In his contribution, Hartmut Zinser views the processes of secularization within European or so-called Western societies, which have mainly taken place since the Enlightenment, through the lens of the sociology of religion. Starting from a definition of the profane and the sacred, he considers the historical "transition of sacralized objects into a secular use" and then explains why the so-called "secularization thesis", which assumes "an increasing replacement of the meaning of religion as a universal historical process," today cannot be considered valid anymore and is finished. But what consequences does this have for a modern, post-secular society as religions leave the "private" sphere, regain the public space and aspire again to social participation? Zinser approaches this question in the last chapter of his essay, where he also deals with the position of Jürgen Habermas in this regard.

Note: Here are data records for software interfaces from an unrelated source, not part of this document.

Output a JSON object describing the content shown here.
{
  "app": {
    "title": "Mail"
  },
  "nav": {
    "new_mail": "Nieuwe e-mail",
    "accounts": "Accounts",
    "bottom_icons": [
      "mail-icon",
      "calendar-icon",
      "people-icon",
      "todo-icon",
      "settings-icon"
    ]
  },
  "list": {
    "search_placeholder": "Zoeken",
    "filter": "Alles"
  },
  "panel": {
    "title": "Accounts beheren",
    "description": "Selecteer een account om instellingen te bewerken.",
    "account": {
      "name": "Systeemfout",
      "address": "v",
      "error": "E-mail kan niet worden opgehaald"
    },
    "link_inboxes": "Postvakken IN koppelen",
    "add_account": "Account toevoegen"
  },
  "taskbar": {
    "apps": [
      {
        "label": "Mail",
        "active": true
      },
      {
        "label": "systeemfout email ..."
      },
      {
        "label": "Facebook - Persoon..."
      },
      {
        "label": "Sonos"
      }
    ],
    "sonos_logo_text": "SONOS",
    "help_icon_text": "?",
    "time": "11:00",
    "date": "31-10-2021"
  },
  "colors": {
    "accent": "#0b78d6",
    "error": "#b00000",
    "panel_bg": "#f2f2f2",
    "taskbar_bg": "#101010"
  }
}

Kamil Öktem: Linguistics and theology (kalām) as the exegetical premise and context of understanding in the Qur'an commentary at-Tafsīr al-kabīr of the Faḫr ad-Dīn ar-Rāzī on the example of the divine show in Q 6:103

What significance does linguistics have for the discipline of Qur’an exegesis? Kamil Öktem takes up this question in his essay on ar-Rāzī's Qur'an commentary and gives an overview of the various hermeneutic approaches and definitions of this Islamic discipline. He shows in the case study of the divine vision in Paradise (ru'yat Allāh), which is discussed in Q 6:103, how ar-Rāzī in his Qur'an commentary at-Tafsīr al-kabīr applies theological and linguistic knowledge. After a detailed methodical examination of ar-Rāzī’s interpretation of Q 6:103, he concludes that, on the one hand, "linguistics were a very important and functionally crucial element in the early Qur’an exegesis" and, on the other hand, that there is great scope for interpretation in the theological discussions taking place in the Kalām discussions.

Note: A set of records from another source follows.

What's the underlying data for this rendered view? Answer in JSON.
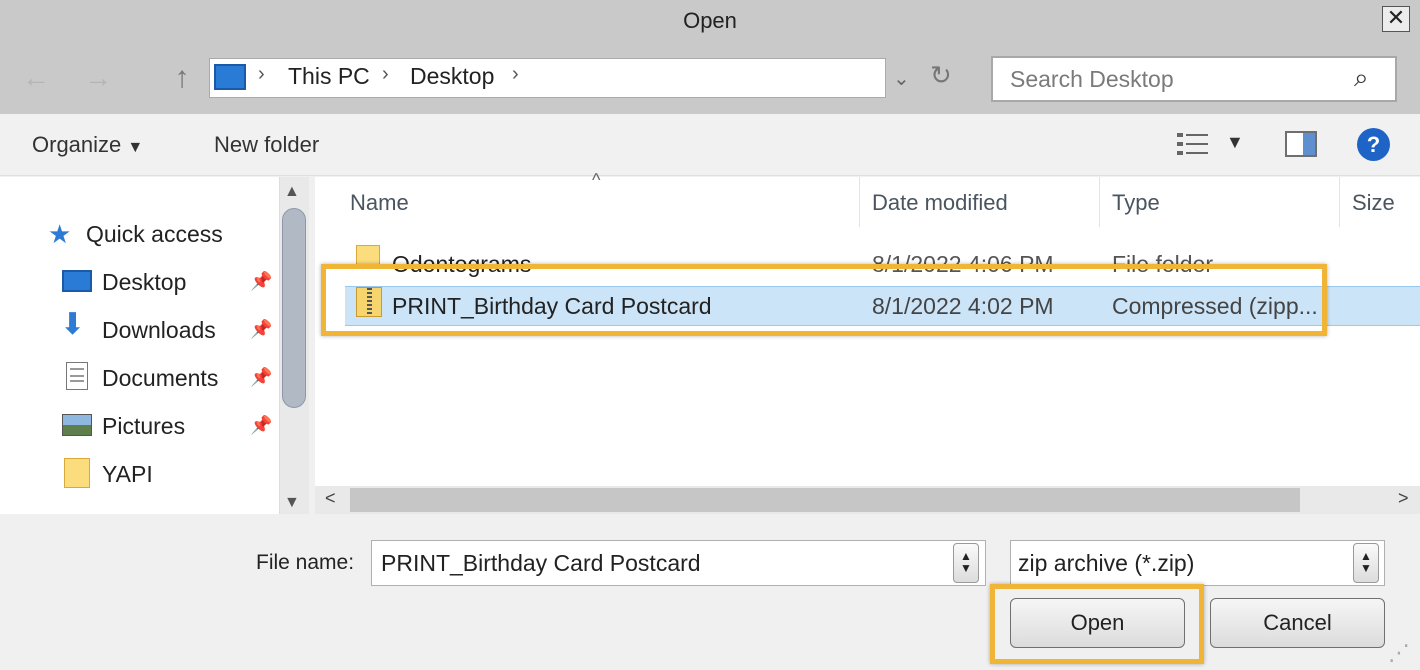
{
  "window": {
    "title": "Open",
    "close_glyph": "✕"
  },
  "nav": {
    "back_icon": "back-arrow-icon",
    "forward_icon": "forward-arrow-icon",
    "breadcrumbs": [
      "This PC",
      "Desktop"
    ],
    "search_placeholder": "Search Desktop"
  },
  "toolbar": {
    "organize": "Organize",
    "new_folder": "New folder",
    "help": "?"
  },
  "sidebar": {
    "items": [
      {
        "label": "Quick access",
        "icon": "star-icon",
        "pinned": false
      },
      {
        "label": "Desktop",
        "icon": "desktop-icon",
        "pinned": true
      },
      {
        "label": "Downloads",
        "icon": "download-icon",
        "pinned": true
      },
      {
        "label": "Documents",
        "icon": "document-icon",
        "pinned": true
      },
      {
        "label": "Pictures",
        "icon": "pictures-icon",
        "pinned": true
      },
      {
        "label": "YAPI",
        "icon": "folder-icon",
        "pinned": false
      }
    ]
  },
  "filelist": {
    "columns": [
      "Name",
      "Date modified",
      "Type",
      "Size"
    ],
    "rows": [
      {
        "name": "Odontograms",
        "date": "8/1/2022 4:06 PM",
        "type": "File folder",
        "icon": "folder-icon",
        "selected": false
      },
      {
        "name": "PRINT_Birthday Card Postcard",
        "date": "8/1/2022 4:02 PM",
        "type": "Compressed (zipp...",
        "icon": "zip-folder-icon",
        "selected": true
      }
    ]
  },
  "bottom": {
    "file_name_label": "File name:",
    "file_name_value": "PRINT_Birthday Card Postcard",
    "file_type_value": "zip archive (*.zip)",
    "open_label": "Open",
    "cancel_label": "Cancel"
  },
  "colors": {
    "accent_highlight": "#f0b537",
    "selection": "#cce4f7",
    "help_blue": "#1e63c6"
  }
}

Sedigheh Khansari Mousavi: Mīr Dāmād and the school of Isfahan - the unity and difference of philosophy, kalām and tradition

Sedigheh Khansari Mousavi illustrates how theology and philosophy do not necessarily have to be opposites, and can even mutually condition each other, using the example of Mīr Dāmād, who is considered one of the most important representatives of the school of Isfahan. His work al-Īqāẓāt serves as an opportunity to revisit and discuss the Kalam, which led debate about the "theory of action" and the "chain of causality". Like Mīr Dāmād who in his treatise on the question of human actions and their causes, the author by means of a detailed structural analysis demonstrates that the revelation (waḥy) and understanding reason ('aql) are perfectly compatible with one another.

Ali Asghar Mosleh: Beyond cultural barriers, Islamic mysticism and intercultural insights

Mysticism has had a magnificent role in most cultures, particularly in cultures based upon world religions. Studies conducted in recent decades show that emergent mysticisms in different historical periods and territories, despite the great differences in terms of climatic conditions, historical experiences, language and other cultural elements, share similar roots and principles. One of the roles intercultural philosophy can play is to introduce a comparative study of these emergent mysticisms in different cultures in order to create an appropriate setting for dialogue and understanding between cultures. In this article we briefly examine the grounds of the emergence and development of Islamic mysticism (Sufism) in Iran and then discuss one example of its potential for intercultural insight and dialogue with other traditions.

Maassouma Dabbous: How is the “burhan of God” expressed in Q 12:24? - A linguistic and exegetical analysis of the word “burhān” on the basis of classical Islamic compilations

In the context of Yūsuf’s story and the meeting of Yūsuf and Zulaiḫā, the author searches for the secret behind the word “burhan” in Q 12:24. In doing so, she first of all explores the etymological and lexical meanings of this word before approaching the Qur'anic concept. Which "sign" of God did the Prophet Yūsuf actually receive in order to resist the seduction of Zulaiḫā? The author discusses this with the help of three different Qur’an commentaries, which also give each their own answers.